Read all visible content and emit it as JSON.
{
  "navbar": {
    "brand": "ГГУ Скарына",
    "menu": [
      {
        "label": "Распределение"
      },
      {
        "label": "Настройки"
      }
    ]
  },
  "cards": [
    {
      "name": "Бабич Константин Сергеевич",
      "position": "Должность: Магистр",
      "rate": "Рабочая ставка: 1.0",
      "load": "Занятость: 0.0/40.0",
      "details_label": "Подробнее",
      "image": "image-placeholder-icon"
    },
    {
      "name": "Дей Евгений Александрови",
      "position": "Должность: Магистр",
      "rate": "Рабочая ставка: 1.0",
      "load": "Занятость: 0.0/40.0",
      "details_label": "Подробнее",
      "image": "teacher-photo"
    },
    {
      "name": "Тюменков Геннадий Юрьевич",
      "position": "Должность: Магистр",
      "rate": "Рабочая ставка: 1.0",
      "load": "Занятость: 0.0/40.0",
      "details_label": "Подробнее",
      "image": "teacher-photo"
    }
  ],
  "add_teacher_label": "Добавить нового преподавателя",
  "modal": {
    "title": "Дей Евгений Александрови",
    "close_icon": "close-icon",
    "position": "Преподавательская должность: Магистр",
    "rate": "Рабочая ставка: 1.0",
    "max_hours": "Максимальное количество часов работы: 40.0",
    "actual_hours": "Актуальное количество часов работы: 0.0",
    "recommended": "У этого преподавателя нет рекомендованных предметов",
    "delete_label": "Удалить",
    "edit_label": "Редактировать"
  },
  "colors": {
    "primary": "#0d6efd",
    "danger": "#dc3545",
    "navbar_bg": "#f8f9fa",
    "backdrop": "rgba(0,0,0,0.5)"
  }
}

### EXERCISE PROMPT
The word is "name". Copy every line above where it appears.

### PROBLEM SOLUTION
      "name": "Бабич Константин Сергеевич",
      "name": "Дей Евгений Александрови",
      "name": "Тюменков Геннадий Юрьевич",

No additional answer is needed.